Despite a historic drought, California farmers and ranchers are bringing in more money than ever, the state’s latest crop report shows. But that doesn’t mean they are living high on the hog.

Aquafornia news The Sacramento Bee

California almonds, partly blamed for water shortage, now dropping in price

The decline also could influence whether farmers south of the Sacramento-San Joaquin Delta will agree to help pay for Gov. Jerry Brown’s Delta tunnels, the $15.5 billion plan to re-engineer the fragile estuary with the goal of improving reliability of water deliveries to Southern California cities and farms.

Aquafornia news The Sacramento Bee

Feds to California farmers: Water reserves low despite recent rains

On Friday, the Bureau of Reclamation issued notice that reservoir levels behind Central Valley Project dams remained unusually low despite recent rains and heavy snowpack.

Aquafornia news The Sacramento Bee

Capturing El Niño’s rains, California farmers flood their fields (with video)

The water bubbled and gurgled for a few seconds, and then poured out in a rush. Within minutes, a five-acre plot on Nick Blom’s almond orchard was under a half foot of water Tuesday.

Aquafornia news Chico Enterprise-Record

Drought years tough on Sacramento Valley rice growers

Rice growers gathered in Richvale Tuesday morning for an annual Sacramento Valley update sponsored by University of California Cooperative Extension.

Aquafornia news The Modesto Bee

Researchers show off groundwater recharge near Modesto

A farmer on Tuesday spread canal water across an almond orchard southwest of Modesto. He wasn’t irrigating the trees – the rain took care of that. He was recharging groundwater.

Aquafornia news Los Angeles Times

Researchers test a possible drought solution by flooding an almond farm

He’s [Nick Blom] a volunteer in an experiment run by UC Davis that could offer a partial solution to California’s perennial water shortages, and in the process, challenge some long-standing tenets of flood control and farming in the Central Valley.

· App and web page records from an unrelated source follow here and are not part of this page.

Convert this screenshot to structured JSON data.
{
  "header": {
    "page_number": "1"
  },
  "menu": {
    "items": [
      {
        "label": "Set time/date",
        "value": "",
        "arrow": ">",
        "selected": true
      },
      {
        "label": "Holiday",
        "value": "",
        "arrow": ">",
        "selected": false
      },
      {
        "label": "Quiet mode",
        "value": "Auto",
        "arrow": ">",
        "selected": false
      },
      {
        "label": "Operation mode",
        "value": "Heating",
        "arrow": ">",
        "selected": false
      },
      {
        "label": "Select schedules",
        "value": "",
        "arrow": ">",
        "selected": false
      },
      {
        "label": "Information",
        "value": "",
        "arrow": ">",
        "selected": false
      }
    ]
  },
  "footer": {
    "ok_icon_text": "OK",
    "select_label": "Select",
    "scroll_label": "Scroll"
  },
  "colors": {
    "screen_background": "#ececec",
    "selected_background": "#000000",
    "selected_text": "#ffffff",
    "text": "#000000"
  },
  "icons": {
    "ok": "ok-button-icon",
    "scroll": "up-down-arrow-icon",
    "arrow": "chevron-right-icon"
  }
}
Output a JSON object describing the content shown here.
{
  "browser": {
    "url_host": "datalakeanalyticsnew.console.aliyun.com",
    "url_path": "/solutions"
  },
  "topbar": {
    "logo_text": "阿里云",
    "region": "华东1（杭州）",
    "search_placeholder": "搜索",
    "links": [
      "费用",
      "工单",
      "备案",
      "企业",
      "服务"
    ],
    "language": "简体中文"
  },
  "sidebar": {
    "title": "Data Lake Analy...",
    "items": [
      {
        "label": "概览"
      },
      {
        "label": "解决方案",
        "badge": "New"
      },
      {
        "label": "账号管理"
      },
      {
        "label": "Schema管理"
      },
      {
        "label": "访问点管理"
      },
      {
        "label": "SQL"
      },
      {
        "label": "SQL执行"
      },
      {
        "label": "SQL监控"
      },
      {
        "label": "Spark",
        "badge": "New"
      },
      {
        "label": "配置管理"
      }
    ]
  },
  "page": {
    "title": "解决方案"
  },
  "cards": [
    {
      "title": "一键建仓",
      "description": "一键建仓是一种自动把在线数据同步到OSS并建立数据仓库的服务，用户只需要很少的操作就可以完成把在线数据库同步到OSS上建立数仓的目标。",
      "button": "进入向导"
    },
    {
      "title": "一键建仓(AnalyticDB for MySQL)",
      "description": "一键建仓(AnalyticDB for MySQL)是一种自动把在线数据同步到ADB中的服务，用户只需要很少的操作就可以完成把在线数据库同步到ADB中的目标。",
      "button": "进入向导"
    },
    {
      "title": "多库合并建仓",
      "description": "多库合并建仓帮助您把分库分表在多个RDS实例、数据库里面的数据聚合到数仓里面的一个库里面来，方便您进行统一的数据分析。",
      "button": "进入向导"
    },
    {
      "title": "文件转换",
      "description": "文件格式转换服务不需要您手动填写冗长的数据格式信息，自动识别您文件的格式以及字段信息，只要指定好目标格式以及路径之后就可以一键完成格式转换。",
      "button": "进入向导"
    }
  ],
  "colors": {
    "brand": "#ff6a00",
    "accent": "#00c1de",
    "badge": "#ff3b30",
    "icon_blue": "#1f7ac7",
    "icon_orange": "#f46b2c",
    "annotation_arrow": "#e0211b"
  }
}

Aquafornia news San Jose Mercury News

Stormwater floods Modesto almond orchard in experiment to restore aquifer

In an effort to restore California’s desperately depleted ancient aquifers, scientists are testing an approach that seizes surplus winter rain and delivers it to where it’s most useful: idle farms and fields.

Aquafornia news San Francisco Chronicle

Just like city folk, water rights holders will have to track usage

Even as California has marched out unprecedented water restrictions during the drought, the spigots at thousands of farms and ranches have gone largely unmonitored — a vestige of the state’s Gold Rush-era water policy.